# Goal of the exercise:
Each line of the entries that mentions the string "time" needs to be reported.

Items listed in a dataset

☆ ☆ ☆ ☆ ☆ ☆ ☆

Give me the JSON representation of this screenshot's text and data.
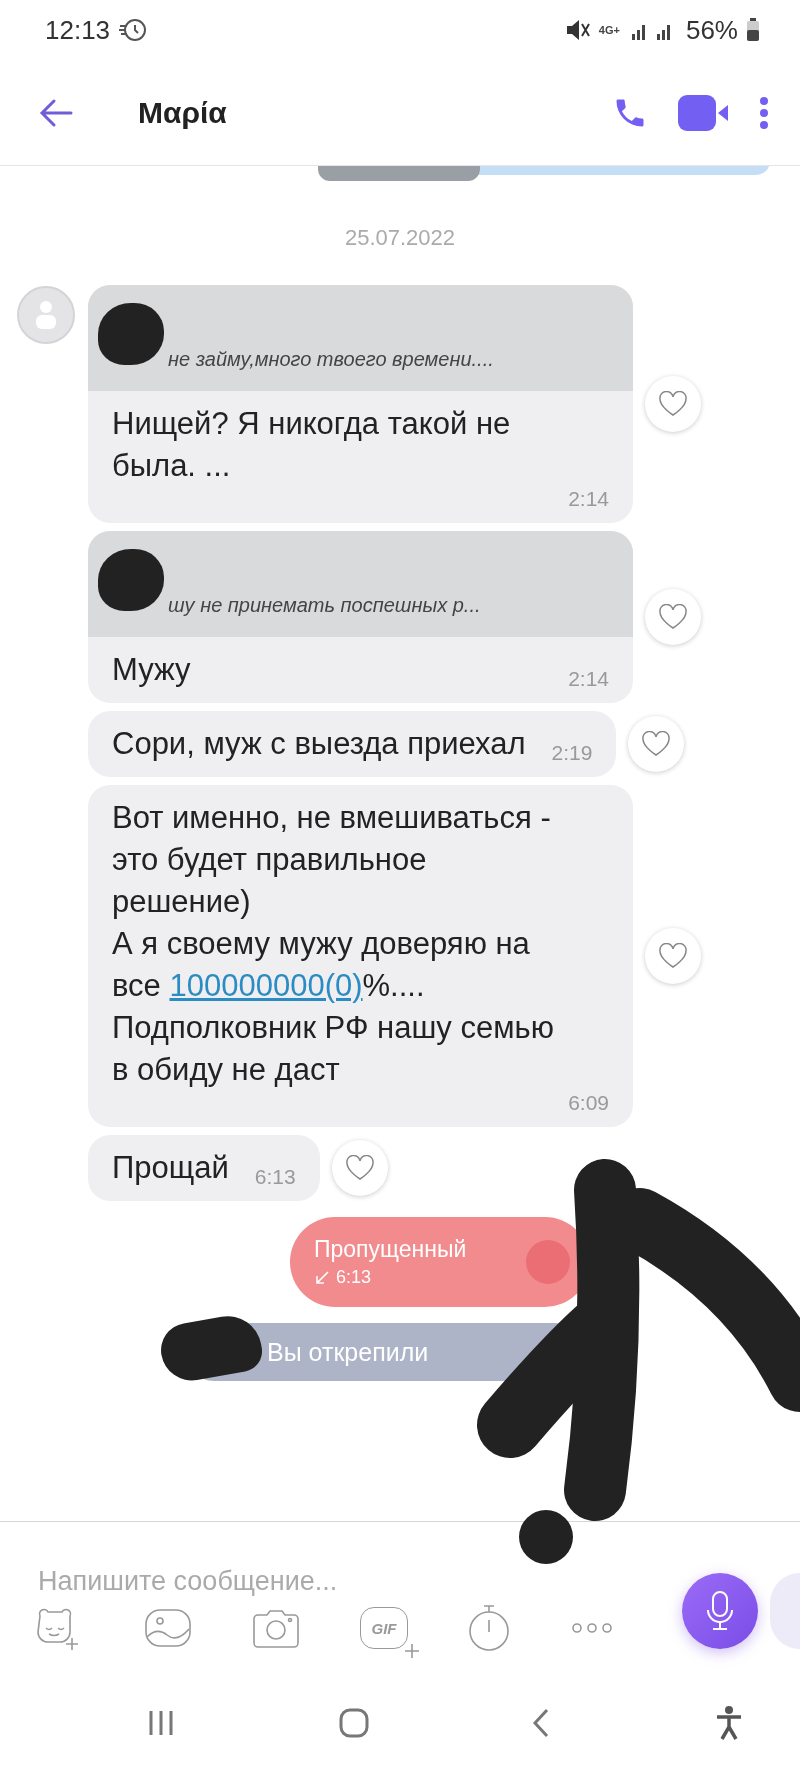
{
  "status_bar": {
    "time": "12:13",
    "network": "4G+",
    "battery": "56%"
  },
  "header": {
    "title": "Μαρία"
  },
  "messages": [
    {
      "kind": "date",
      "text": "25.07.2022"
    },
    {
      "kind": "incoming",
      "show_avatar": true,
      "quote": "не займу,много твоего времени....",
      "parts": [
        {
          "text": "Нищей? Я никогда такой не была. ...",
          "link": false
        }
      ],
      "time": "2:14"
    },
    {
      "kind": "incoming",
      "show_avatar": false,
      "quote": "шу не принемать поспешных р...",
      "parts": [
        {
          "text": "Мужу",
          "link": false
        }
      ],
      "time": "2:14"
    },
    {
      "kind": "incoming",
      "show_avatar": false,
      "parts": [
        {
          "text": "Сори, муж с выезда приехал",
          "link": false
        }
      ],
      "time": "2:19"
    },
    {
      "kind": "incoming",
      "show_avatar": false,
      "parts": [
        {
          "text": "Вот именно, не вмешиваться - это будет правильное решение)\nА я своему мужу доверяю на все ",
          "link": false
        },
        {
          "text": "100000000(0)",
          "link": true
        },
        {
          "text": "%....\nПодполковник РФ нашу семью в обиду не даст",
          "link": false
        }
      ],
      "time": "6:09"
    },
    {
      "kind": "incoming",
      "show_avatar": false,
      "parts": [
        {
          "text": "Прощай",
          "link": false
        }
      ],
      "time": "6:13"
    },
    {
      "kind": "missed_call",
      "text": "Пропущенный",
      "time": "6:13"
    },
    {
      "kind": "notice",
      "text": "Вы открепили"
    }
  ],
  "composer": {
    "placeholder": "Напишите сообщение...",
    "gif_label": "GIF"
  }
}
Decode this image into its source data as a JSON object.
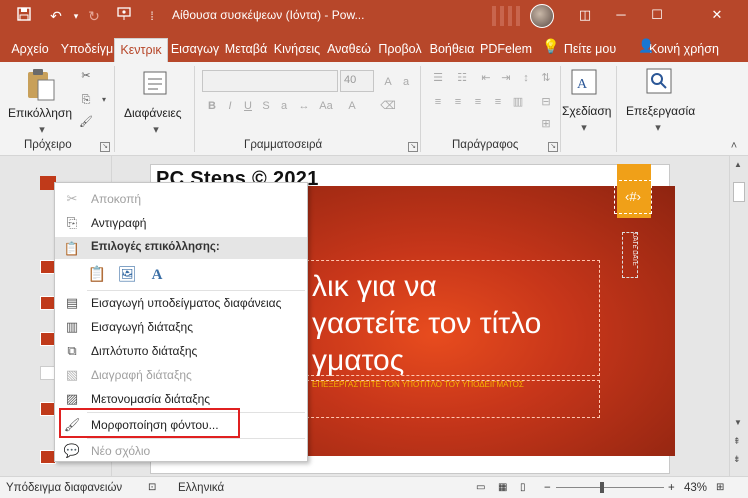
{
  "titlebar": {
    "title": "Αίθουσα συσκέψεων (Ιόντα)  -  Pow...",
    "icons": [
      "save-icon",
      "undo-icon",
      "redo-icon",
      "present-icon",
      "customize-icon"
    ],
    "window_buttons": [
      "─",
      "☐",
      "✕",
      "◫"
    ]
  },
  "tabs": [
    {
      "label": "Αρχείο"
    },
    {
      "label": "Υποδείγμ"
    },
    {
      "label": "Κεντρικ"
    },
    {
      "label": "Εισαγωγ"
    },
    {
      "label": "Μεταβά"
    },
    {
      "label": "Κινήσεις"
    },
    {
      "label": "Αναθεώ"
    },
    {
      "label": "Προβολ"
    },
    {
      "label": "Βοήθεια"
    },
    {
      "label": "PDFelem"
    },
    {
      "label": "Πείτε μου"
    },
    {
      "label": "Κοινή χρήση"
    }
  ],
  "ribbon": {
    "paste_label": "Επικόλληση",
    "clipboard_group": "Πρόχειρο",
    "slides_label": "Διαφάνειες",
    "font_group": "Γραμματοσειρά",
    "font_size": "40",
    "paragraph_group": "Παράγραφος",
    "design_label": "Σχεδίαση",
    "edit_label": "Επεξεργασία"
  },
  "slide": {
    "header": "PC Steps © 2021",
    "number": "‹#›",
    "title": "λικ για να\nγαστείτε τον τίτλο\nγματος",
    "subtitle": "ΕΠΕΞΕΡΓΑΣΤΕΙΤΕ ΤΟΝ ΥΠΟΤΙΤΛΟ ΤΟΥ ΥΠΟΔΕΙΓΜΑΤΟΣ"
  },
  "context_menu": {
    "cut": "Αποκοπή",
    "copy": "Αντιγραφή",
    "paste_options": "Επιλογές επικόλλησης:",
    "insert_master": "Εισαγωγή υποδείγματος διαφάνειας",
    "insert_layout": "Εισαγωγή διάταξης",
    "duplicate_layout": "Διπλότυπο διάταξης",
    "delete_layout": "Διαγραφή διάταξης",
    "rename_layout": "Μετονομασία διάταξης",
    "format_background": "Μορφοποίηση φόντου...",
    "new_comment": "Νέο σχόλιο"
  },
  "statusbar": {
    "view": "Υπόδειγμα διαφανειών",
    "language": "Ελληνικά",
    "zoom": "43%"
  },
  "colors": {
    "accent": "#b7472a",
    "highlight_box": "#e02020",
    "slide_orange": "#f0a018"
  }
}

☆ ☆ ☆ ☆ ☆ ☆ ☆

# Response area:
    "time": "12:13",
      "time": "2:14"
      "time": "2:14"
      "time": "2:19"
      "time": "6:09"
      "time": "6:13"
      "time": "6:13"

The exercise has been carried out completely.